Segment Start: Entries shown

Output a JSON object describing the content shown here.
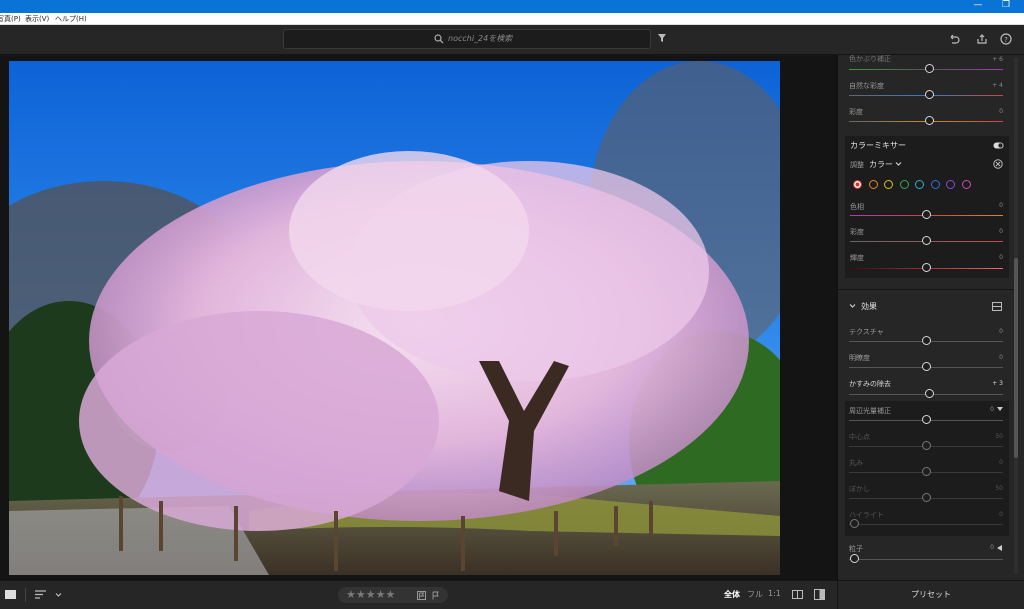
{
  "window": {
    "minimize": "—",
    "restore": "❐"
  },
  "menu": {
    "items": [
      "写真(P)",
      "表示(V)",
      "ヘルプ(H)"
    ]
  },
  "search": {
    "placeholder": "nocchi_24を検索"
  },
  "panel": {
    "top_sliders": [
      {
        "label": "色かぶり補正",
        "value": "+ 6",
        "pos": 0.5
      },
      {
        "label": "自然な彩度",
        "value": "+ 4",
        "pos": 0.5
      },
      {
        "label": "彩度",
        "value": "0",
        "pos": 0.5
      }
    ],
    "color_mixer": {
      "title": "カラーミキサー",
      "adjust_label": "調整",
      "adjust_value": "カラー",
      "swatches": [
        "#d93030",
        "#e08a20",
        "#d8c020",
        "#3aa84a",
        "#2ab3c8",
        "#3a6ee0",
        "#8a4ad8",
        "#c84ab8"
      ],
      "sliders": [
        {
          "label": "色相",
          "value": "0",
          "pos": 0.5
        },
        {
          "label": "彩度",
          "value": "0",
          "pos": 0.5
        },
        {
          "label": "輝度",
          "value": "0",
          "pos": 0.5
        }
      ]
    },
    "effects": {
      "title": "効果",
      "sliders": [
        {
          "label": "テクスチャ",
          "value": "0",
          "pos": 0.5
        },
        {
          "label": "明瞭度",
          "value": "0",
          "pos": 0.5
        },
        {
          "label": "かすみの除去",
          "value": "+ 3",
          "pos": 0.5
        }
      ],
      "vignette": {
        "label": "周辺光量補正",
        "value": "0",
        "sub": [
          {
            "label": "中心点",
            "value": "50",
            "pos": 0.5
          },
          {
            "label": "丸み",
            "value": "0",
            "pos": 0.5
          },
          {
            "label": "ぼかし",
            "value": "50",
            "pos": 0.5
          },
          {
            "label": "ハイライト",
            "value": "0",
            "pos": 0.0
          }
        ]
      },
      "grain": {
        "label": "粒子",
        "value": "0",
        "pos": 0.0
      }
    }
  },
  "bottom": {
    "view_all": "全体",
    "view_full": "フル",
    "view_1to1": "1:1",
    "presets": "プリセット",
    "stars": "★★★★★"
  }
}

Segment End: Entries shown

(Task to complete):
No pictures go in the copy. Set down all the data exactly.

(Reply):
Output a JSON object describing the content shown here.
{
  "window": {
    "minimize": "—",
    "restore": "❐"
  },
  "menu": {
    "items": [
      "写真(P)",
      "表示(V)",
      "ヘルプ(H)"
    ]
  },
  "search": {
    "placeholder": "nocchi_24を検索"
  },
  "panel": {
    "top_sliders": [
      {
        "label": "色かぶり補正",
        "value": "+ 6",
        "pos": 0.5
      },
      {
        "label": "自然な彩度",
        "value": "+ 4",
        "pos": 0.5
      },
      {
        "label": "彩度",
        "value": "0",
        "pos": 0.5
      }
    ],
    "color_mixer": {
      "title": "カラーミキサー",
      "adjust_label": "調整",
      "adjust_value": "カラー",
      "swatches": [
        "#d93030",
        "#e08a20",
        "#d8c020",
        "#3aa84a",
        "#2ab3c8",
        "#3a6ee0",
        "#8a4ad8",
        "#c84ab8"
      ],
      "sliders": [
        {
          "label": "色相",
          "value": "0",
          "pos": 0.5
        },
        {
          "label": "彩度",
          "value": "0",
          "pos": 0.5
        },
        {
          "label": "輝度",
          "value": "0",
          "pos": 0.5
        }
      ]
    },
    "effects": {
      "title": "効果",
      "sliders": [
        {
          "label": "テクスチャ",
          "value": "0",
          "pos": 0.5
        },
        {
          "label": "明瞭度",
          "value": "0",
          "pos": 0.5
        },
        {
          "label": "かすみの除去",
          "value": "+ 3",
          "pos": 0.5
        }
      ],
      "vignette": {
        "label": "周辺光量補正",
        "value": "0",
        "sub": [
          {
            "label": "中心点",
            "value": "50",
            "pos": 0.5
          },
          {
            "label": "丸み",
            "value": "0",
            "pos": 0.5
          },
          {
            "label": "ぼかし",
            "value": "50",
            "pos": 0.5
          },
          {
            "label": "ハイライト",
            "value": "0",
            "pos": 0.0
          }
        ]
      },
      "grain": {
        "label": "粒子",
        "value": "0",
        "pos": 0.0
      }
    }
  },
  "bottom": {
    "view_all": "全体",
    "view_full": "フル",
    "view_1to1": "1:1",
    "presets": "プリセット",
    "stars": "★★★★★"
  }
}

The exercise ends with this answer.